In Vietnam, and later during the Central American wars, that meant we all understood that it was the US side that was wrong, that the proxy armies and militias Washington supported were wrong, and that we wanted US troops and warplanes and Special Forces out. In all those wars, within the core of our movement, many of us not only wanted US troops out but we supported the social program of the other side—we wanted the Vietnamese, led by the North Vietnamese government and the National Liberation Front in the South, to win. In Nicaragua and El Salvador, we wanted US troops and advisers out and also victory for, respectively, the Sandinistas and the FMLN (Farabundo Martí National Liberation Front). In South Africa we wanted an end to US support for apartheid and we also wanted the African National Congress to win.
The solidarity part got much harder in Afghanistan and especially in the Iraq wars. We stood in solidarity with ordinary Afghans and Iraqis suffering through US sanctions and wars, and some of our organizations built powerful ties with counterparts, such as US Labor Against the War’s links with the Iraqi oil workers union.

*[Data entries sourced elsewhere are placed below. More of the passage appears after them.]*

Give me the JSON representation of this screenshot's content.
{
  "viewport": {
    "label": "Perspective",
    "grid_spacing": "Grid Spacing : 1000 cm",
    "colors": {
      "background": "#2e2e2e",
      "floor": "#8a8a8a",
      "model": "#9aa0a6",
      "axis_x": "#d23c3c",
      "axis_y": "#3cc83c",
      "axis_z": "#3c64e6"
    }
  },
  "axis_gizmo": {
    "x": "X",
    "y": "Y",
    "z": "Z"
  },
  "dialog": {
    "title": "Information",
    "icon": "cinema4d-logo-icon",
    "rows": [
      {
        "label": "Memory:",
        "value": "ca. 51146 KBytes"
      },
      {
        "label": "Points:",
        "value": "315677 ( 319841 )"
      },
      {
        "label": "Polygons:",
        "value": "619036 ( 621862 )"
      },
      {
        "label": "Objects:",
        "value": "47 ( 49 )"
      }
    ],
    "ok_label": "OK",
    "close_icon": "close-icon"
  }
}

And we recognized the right under international law for an invaded and occupied people to resist. But as to the various militias actually fighting against the United States, there were none we affirmatively supported, no political-military force whose social program we wanted to see victorious. So it was more complicated. Some things remained clear, however—the US war was still wrong and illegal, we still recognized the role of racism and imperialism in those wars, we still demanded that US troops get out.
Now, in Syria, even that is uncertain. Left and progressive forces, antiwar and solidarity activists, Syrian and non-Syrian, are profoundly divided. Among those who consider themselves progressive today, there is a significant though relatively small segment of activists who want their side to “win” the war in Syria. Only a few (thankfully, from my vantage point) support victory for what they often refer to as “Syrian sovereignty,” sometimes adding a reference to international law, and only sometimes acknowledging that that means supporting the current Syrian government of Bashar al-Assad. (It should be noted that international recognition does not necessarily equal legitimacy; the South African apartheid regime was internationally recognized for decades.) A larger cohort wants to “win” the war for the Syrian revolution, the description they give to the post–Arab Spring efforts by Syrian activists to continue protesting the regime’s repression and working for a more democratic future. There is a deep divide.